Exercise prompt |
Gather, from the data below, each line in which the word "description" occurs.

Given entries |
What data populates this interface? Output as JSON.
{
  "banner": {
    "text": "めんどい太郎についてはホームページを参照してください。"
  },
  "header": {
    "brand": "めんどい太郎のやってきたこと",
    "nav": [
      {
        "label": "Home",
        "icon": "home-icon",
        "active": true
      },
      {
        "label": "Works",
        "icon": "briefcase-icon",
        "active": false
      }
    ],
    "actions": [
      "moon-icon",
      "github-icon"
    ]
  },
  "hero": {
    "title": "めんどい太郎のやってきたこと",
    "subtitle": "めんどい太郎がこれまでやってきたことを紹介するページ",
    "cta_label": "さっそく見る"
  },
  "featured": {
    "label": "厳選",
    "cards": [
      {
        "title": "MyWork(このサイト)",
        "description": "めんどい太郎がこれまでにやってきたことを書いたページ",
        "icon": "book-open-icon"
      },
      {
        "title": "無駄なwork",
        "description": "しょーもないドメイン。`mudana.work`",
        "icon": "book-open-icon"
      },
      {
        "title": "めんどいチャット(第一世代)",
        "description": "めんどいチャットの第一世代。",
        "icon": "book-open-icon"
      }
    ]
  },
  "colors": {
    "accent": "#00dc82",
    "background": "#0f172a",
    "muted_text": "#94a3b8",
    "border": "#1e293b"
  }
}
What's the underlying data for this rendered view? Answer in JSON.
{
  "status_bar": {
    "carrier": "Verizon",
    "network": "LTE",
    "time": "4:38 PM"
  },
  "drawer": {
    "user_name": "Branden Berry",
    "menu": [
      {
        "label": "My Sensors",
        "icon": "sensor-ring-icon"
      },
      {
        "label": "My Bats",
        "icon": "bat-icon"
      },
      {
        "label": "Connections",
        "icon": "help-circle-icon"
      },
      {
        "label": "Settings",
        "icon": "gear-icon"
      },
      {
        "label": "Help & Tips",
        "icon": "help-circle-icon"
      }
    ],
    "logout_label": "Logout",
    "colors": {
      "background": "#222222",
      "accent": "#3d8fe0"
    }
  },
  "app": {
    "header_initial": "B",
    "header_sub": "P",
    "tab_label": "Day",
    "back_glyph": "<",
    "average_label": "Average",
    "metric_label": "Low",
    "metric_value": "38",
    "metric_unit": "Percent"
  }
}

Result of the task |
        "description": "めんどい太郎がこれまでにやってきたことを書いたページ",
        "description": "しょーもないドメイン。`mudana.work`",
        "description": "めんどいチャットの第一世代。",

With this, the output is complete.